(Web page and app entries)
######
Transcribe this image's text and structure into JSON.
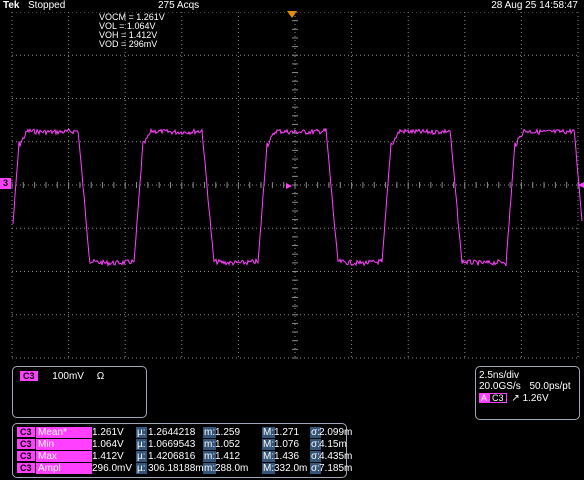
{
  "topbar": {
    "brand": "Tek",
    "status": "Stopped",
    "acquisitions": "275 Acqs",
    "datetime": "28 Aug 25 14:58:47"
  },
  "annotations": [
    "VOCM = 1.261V",
    "VOL = 1.064V",
    "VOH = 1.412V",
    "VOD = 296mV"
  ],
  "channel": {
    "marker": "3",
    "tag": "C3",
    "scale": "100mV",
    "coupling": "Ω",
    "color": "#ff40ff"
  },
  "horizontal": {
    "timebase": "2.5ns/div",
    "sample_rate": "20.0GS/s",
    "resolution": "50.0ps/pt",
    "trigger_source_a": "A",
    "trigger_channel": "C3",
    "trigger_slope": "↗",
    "trigger_level": "1.26V"
  },
  "measurements": [
    {
      "ch": "C3",
      "name": "Mean*",
      "value": "1.261V",
      "mu_label": "µ:",
      "mu": "1.2644218",
      "m_label": "m:",
      "min": "1.259",
      "M_label": "M:",
      "max": "1.271",
      "s_label": "σ:",
      "sigma": "2.099m"
    },
    {
      "ch": "C3",
      "name": "Min",
      "value": "1.064V",
      "mu_label": "µ:",
      "mu": "1.0669543",
      "m_label": "m:",
      "min": "1.052",
      "M_label": "M:",
      "max": "1.076",
      "s_label": "σ:",
      "sigma": "4.15m"
    },
    {
      "ch": "C3",
      "name": "Max",
      "value": "1.412V",
      "mu_label": "µ:",
      "mu": "1.4206816",
      "m_label": "m:",
      "min": "1.412",
      "M_label": "M:",
      "max": "1.436",
      "s_label": "σ:",
      "sigma": "4.435m"
    },
    {
      "ch": "C3",
      "name": "Ampl",
      "value": "296.0mV",
      "mu_label": "µ:",
      "mu": "306.18188m",
      "m_label": "m:",
      "min": "288.0m",
      "M_label": "M:",
      "max": "332.0m",
      "s_label": "σ:",
      "sigma": "7.185m"
    }
  ],
  "colors": {
    "trace": "#ff40ff",
    "grid": "#8a8a8a",
    "trigger_marker": "#f08a00",
    "measurement_label_bg": "#34557a"
  }
}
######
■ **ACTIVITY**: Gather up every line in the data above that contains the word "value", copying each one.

■ **TASK SOLUTION**:
      "value": "1.261V",
      "value": "1.064V",
      "value": "1.412V",
      "value": "296.0mV",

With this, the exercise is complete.